Much of the city’s and county’s arguments against the skid row order focused on how much work they already were doing to resolve the homelessness crisis in the region. In recent months, local officials had complained quietly to The Times that Carter’s hearings, which often stretched for hours with little conclusive resolution, were ponderous and his remedies to the crisis were counterproductive.
Garcetti praised the 9th Circuit decision, saying in a prepared statement that the city intends to spend more than $1 billion during the current fiscal year on programs aimed at reducing homelessness.
“This decision is the right one, and I am pleased to see it,” he said. “Now we can continue moving forward with our strategic, comprehensive plan to confront homelessness across Los Angeles and bring more people indoors as quickly as possible.”
Similarly, City Atty. Mike Feuer, who is running for mayor, called Thursday’s ruling “an important victory” but also argued that government officials need to share Carter’s “intense sense of urgency,”

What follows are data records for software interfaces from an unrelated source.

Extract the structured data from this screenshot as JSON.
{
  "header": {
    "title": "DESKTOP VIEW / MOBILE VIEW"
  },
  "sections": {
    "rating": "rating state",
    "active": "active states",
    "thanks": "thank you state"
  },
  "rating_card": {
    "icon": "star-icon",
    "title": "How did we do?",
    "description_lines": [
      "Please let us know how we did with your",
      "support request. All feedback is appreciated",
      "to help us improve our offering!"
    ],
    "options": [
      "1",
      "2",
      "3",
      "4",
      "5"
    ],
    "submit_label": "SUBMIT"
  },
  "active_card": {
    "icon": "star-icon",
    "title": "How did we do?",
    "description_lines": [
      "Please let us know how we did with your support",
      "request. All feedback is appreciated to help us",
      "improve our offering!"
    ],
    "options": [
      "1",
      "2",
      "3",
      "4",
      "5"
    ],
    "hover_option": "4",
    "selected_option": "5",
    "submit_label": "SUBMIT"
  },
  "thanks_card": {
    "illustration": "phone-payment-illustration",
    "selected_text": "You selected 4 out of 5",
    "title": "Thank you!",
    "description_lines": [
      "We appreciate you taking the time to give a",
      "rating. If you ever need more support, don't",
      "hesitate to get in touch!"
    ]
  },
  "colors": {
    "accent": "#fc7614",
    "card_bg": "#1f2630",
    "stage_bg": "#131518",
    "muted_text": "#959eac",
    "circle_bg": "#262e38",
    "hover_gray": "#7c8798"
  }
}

The order to clear out skid row, he said, was “an overreach by a judge whose passion I have tremendous respect for.”
“We do have a crisis and it should be treated like that,” Feuer said in an interview. “But an unelected judge shouldn’t be making sweeping public policy, taking control of a billion dollars of public funds.”
Feuer said he remains open to the idea of settling with the plaintiffs, if it results in “real solutions” to the city’s homelessness crisis.
A group of intervenors in the case, the Los Angeles Community Action Network, a skid row nonprofit that works with unhoused people, said it welcomed the rejection of Carter’s order.
“This court case is worse than a waste of time. It has the potential to undermine the long-fought-for rights of unhoused folks in skid row and throughout the city,” the group’s attorney, Shayla Myers, said. “The 9th Circuit’s ruling makes it clear that that is not appropriate and we are pleased with the results.”
It’s hard to know how exactly the pandemic has affected the homeless population in Los Angeles. The 2021 point-in-time count was canceled and the 2020 homeless census, which found 66,436 people without homes in Los Angeles County, occurred before the true extent of the epidemic was known. Still, over the last 18 months, the county and city have gone to great lengths to shelter and house people in hotels, while also constructing “tiny home” villages and safe sleep sites.
The ease with which the virus spreads and the need to stay indoors meant volunteers, outreach workers and homeless services providers were limited in their ability to deliver much-needed help to people living on the streets, and the suspension of laws restricting where people could sit, sleep and lie fueled the growth of large encampments in parks, on beaches and in underpasses.
The crisis animates the city’s politics and discourse perhaps now more than ever. It will be the most important issue in next year’s mayoral campaign. For all the work of getting people off the street, many still lack a safe and secure place to rest their heads.
City Councilman Mark Ridley-Thomas, who heads the council committee on homelessness, said the alliance lawsuit was too narrow and too parochial to deal with the crisis.
“The homelessness crisis in the city of Los Angeles is not limited to skid row,” he said. “And to the extent that we want to be effective in our efforts to address this crisis, we need to be in every corner of the city where we find encampments, whether it’s in Echo Park or on Venice Beach, in Koreatown or Leimert Park.”
City Councilman Kevin de León, whose downtown district includes skid row and is running for mayor, said the ruling does not “change anything for unhoused Angelenos struggling to survive on our streets.”
“They’re still victims of a litigation merry-go-round that does nothing to put a roof over their heads,” said De León.